TALKING MAN is a fantasy novel, but not the kind of epic fantasy like A GAME OF THRONES or David Gemmell’s work. It is a quiet rural fantasy, as much about the South as any work you might read. The characters care about cars, tobacco planting, Snickers bars, bartering tires or batteries for food and gas, and racing across the country. The cars themselves are as much a character as the protagonists.
The novel’s leads are Talking Man (who never talks on page and verbalizes very rarely); Crystal, his daughter who grows tobacco and smokes a lot; William Tilden Hendricks Williams, who borrows his cousin’s Mustang and is spending his inheritance playing Missile Command rather than going to law school.
Talking Man is a wizard from the end of time or maybe the beginning of time, they are pretty much the same who enters our world, meets Mountain Laurel a singer and fathers a child, Crystal. He has left Dgene at the end/beginning of time and she is not happy. Talking Man has taken an owl figurine which keeps her from destroying the world. So Dgene comes to our dimension/world, steals the owl, and with a mason jar of Unbeen heads to the North Pole where she plans on unmaking the world. Talking Man steals the Mustang which Williams has brought to his repair shop to have the broken windshield repaired. Crystal and Williams follow Talking Man across a vastly changing American landscape into areas never before seen by man and on toward the North Pole. Dgene and her two henchmen who look suspiciously like a local thug known as Hey Hoss (after his most common greeting). Conflicts and adventures follow.
This book reads fast and smooth with rarely a flicker of inconsistency. I picked it up the other day to consider re-reading it for the Forgotten Book and I was suddenly 65 pages into it. I think it selected me more than I did it.
Bisson has gone on to do some truly ambitious work, including the short story “Bears Discover Fire” (the title piece to his first short story collection, FIRE ON THE MOUNTAIN, a utopian novel; PIRATES OF THE UNIVERSE; and he completed the sequel to Walter M. Miller’s A CANTICLE FOR LEIBOWITZ entitles ST; LEIBOWITZ AND THE WILD HORSE WOMAN IN 1997. Check out his work, it is worth the effort.

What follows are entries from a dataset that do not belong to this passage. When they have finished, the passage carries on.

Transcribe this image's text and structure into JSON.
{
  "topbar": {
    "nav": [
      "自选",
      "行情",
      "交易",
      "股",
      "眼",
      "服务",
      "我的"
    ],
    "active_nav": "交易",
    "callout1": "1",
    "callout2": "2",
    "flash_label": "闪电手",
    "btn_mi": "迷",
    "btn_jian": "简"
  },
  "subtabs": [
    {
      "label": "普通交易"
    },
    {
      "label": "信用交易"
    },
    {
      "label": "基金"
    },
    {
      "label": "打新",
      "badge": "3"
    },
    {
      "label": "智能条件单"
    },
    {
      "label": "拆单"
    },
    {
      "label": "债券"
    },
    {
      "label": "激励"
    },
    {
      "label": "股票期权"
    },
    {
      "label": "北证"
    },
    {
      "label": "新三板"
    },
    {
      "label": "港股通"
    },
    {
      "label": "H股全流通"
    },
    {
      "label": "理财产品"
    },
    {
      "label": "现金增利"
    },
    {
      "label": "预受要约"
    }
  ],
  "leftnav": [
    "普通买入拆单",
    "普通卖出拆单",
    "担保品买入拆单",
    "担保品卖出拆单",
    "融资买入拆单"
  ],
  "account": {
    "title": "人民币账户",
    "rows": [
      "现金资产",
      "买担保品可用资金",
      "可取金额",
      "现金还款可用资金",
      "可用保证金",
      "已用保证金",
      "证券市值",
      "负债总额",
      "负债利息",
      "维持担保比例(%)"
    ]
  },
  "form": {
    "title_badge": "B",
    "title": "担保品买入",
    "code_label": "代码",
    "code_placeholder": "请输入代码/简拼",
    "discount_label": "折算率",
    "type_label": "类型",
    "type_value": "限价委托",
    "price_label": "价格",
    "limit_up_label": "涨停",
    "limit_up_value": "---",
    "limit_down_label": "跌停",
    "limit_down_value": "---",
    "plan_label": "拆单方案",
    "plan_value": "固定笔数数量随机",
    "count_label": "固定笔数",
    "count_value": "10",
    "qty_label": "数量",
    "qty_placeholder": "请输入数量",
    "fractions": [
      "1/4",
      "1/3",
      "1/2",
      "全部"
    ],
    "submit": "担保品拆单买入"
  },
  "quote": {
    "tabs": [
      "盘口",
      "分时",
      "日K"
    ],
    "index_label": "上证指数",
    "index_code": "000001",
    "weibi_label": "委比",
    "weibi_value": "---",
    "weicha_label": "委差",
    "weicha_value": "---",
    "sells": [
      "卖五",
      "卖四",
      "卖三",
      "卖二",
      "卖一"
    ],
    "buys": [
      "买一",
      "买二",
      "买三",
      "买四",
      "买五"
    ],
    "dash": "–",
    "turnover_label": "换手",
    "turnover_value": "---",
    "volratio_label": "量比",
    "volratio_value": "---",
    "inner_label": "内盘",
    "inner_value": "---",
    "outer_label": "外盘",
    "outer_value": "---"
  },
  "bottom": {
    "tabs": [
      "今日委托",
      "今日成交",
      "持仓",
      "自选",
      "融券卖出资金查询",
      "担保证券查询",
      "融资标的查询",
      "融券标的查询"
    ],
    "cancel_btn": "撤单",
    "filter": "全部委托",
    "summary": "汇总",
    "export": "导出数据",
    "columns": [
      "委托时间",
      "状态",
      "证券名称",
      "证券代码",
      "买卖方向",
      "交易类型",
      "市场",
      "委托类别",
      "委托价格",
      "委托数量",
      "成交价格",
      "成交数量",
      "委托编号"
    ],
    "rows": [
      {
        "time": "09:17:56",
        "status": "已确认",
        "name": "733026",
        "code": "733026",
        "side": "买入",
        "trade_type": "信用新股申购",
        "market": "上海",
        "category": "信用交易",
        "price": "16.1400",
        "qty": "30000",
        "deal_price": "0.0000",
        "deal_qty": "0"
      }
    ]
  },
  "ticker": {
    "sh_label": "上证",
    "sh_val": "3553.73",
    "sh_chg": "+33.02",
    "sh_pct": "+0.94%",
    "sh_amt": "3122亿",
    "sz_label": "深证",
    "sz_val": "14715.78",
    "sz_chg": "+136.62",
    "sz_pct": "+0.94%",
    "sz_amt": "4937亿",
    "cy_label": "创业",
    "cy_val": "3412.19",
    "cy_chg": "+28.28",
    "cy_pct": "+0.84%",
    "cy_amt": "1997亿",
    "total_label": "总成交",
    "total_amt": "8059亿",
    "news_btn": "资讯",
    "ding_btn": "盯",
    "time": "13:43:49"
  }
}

Series organizer Patti Abbott hosts more Friday Forgotten Book reviews at her own blog, and posts a complete list of participating blogs.